» What the task requires
Although the data below contains pictures, please reproduce only its words, exactly.

** Opening Task inputs block **

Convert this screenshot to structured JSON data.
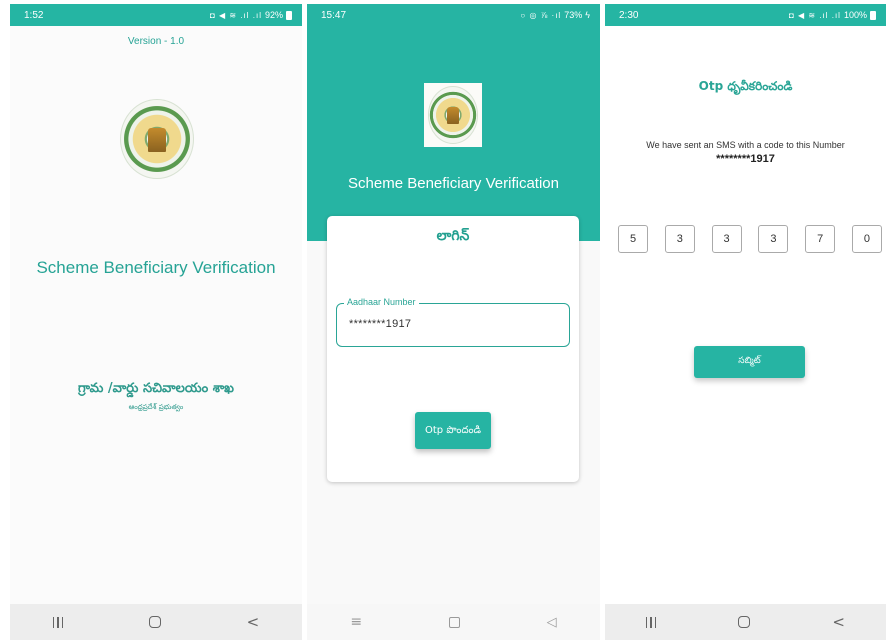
{
  "colors": {
    "primary": "#26b4a3",
    "text_primary": "#26a395",
    "field_border": "#2aa596"
  },
  "screen1": {
    "status": {
      "time": "1:52",
      "glyphs": "◘ ◀ ≋ .ıl .ıl",
      "battery": "92%"
    },
    "version": "Version - 1.0",
    "app_title": "Scheme Beneficiary Verification",
    "department_name": "గ్రామ /వార్డు సచివాలయం శాఖ",
    "department_sub": "ఆంధ్రప్రదేశ్ ప్రభుత్వం",
    "nav": {
      "recents_icon": "recents-icon",
      "home_icon": "home-icon",
      "back": "<"
    }
  },
  "screen2": {
    "status": {
      "time": "15:47",
      "glyphs": "○ ◎ ⅞ ·ıl",
      "battery": "73%"
    },
    "header_title": "Scheme Beneficiary Verification",
    "login_title": "లాగిన్",
    "aadhaar": {
      "label": "Aadhaar Number",
      "value": "********1917"
    },
    "otp_button": "Otp పొందండి",
    "nav": {
      "menu": "≡",
      "home_icon": "home-icon",
      "back": "◁"
    }
  },
  "screen3": {
    "status": {
      "time": "2:30",
      "glyphs": "◘ ◀ ≋ .ıl .ıl",
      "battery": "100%"
    },
    "otp_heading": "Otp ధృవీకరించండి",
    "sms_text": "We have sent an SMS with a code to this Number",
    "masked_number": "********1917",
    "otp_digits": [
      "5",
      "3",
      "3",
      "3",
      "7",
      "0"
    ],
    "submit_button": "సబ్మిట్",
    "nav": {
      "recents_icon": "recents-icon",
      "home_icon": "home-icon",
      "back": "<"
    }
  }
}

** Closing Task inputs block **

» Task solution
Convert this screenshot to structured JSON data.
{
  "colors": {
    "primary": "#26b4a3",
    "text_primary": "#26a395",
    "field_border": "#2aa596"
  },
  "screen1": {
    "status": {
      "time": "1:52",
      "glyphs": "◘ ◀ ≋ .ıl .ıl",
      "battery": "92%"
    },
    "version": "Version - 1.0",
    "app_title": "Scheme Beneficiary Verification",
    "department_name": "గ్రామ /వార్డు సచివాలయం శాఖ",
    "department_sub": "ఆంధ్రప్రదేశ్ ప్రభుత్వం",
    "nav": {
      "recents_icon": "recents-icon",
      "home_icon": "home-icon",
      "back": "<"
    }
  },
  "screen2": {
    "status": {
      "time": "15:47",
      "glyphs": "○ ◎ ⅞ ·ıl",
      "battery": "73%"
    },
    "header_title": "Scheme Beneficiary Verification",
    "login_title": "లాగిన్",
    "aadhaar": {
      "label": "Aadhaar Number",
      "value": "********1917"
    },
    "otp_button": "Otp పొందండి",
    "nav": {
      "menu": "≡",
      "home_icon": "home-icon",
      "back": "◁"
    }
  },
  "screen3": {
    "status": {
      "time": "2:30",
      "glyphs": "◘ ◀ ≋ .ıl .ıl",
      "battery": "100%"
    },
    "otp_heading": "Otp ధృవీకరించండి",
    "sms_text": "We have sent an SMS with a code to this Number",
    "masked_number": "********1917",
    "otp_digits": [
      "5",
      "3",
      "3",
      "3",
      "7",
      "0"
    ],
    "submit_button": "సబ్మిట్",
    "nav": {
      "recents_icon": "recents-icon",
      "home_icon": "home-icon",
      "back": "<"
    }
  }
}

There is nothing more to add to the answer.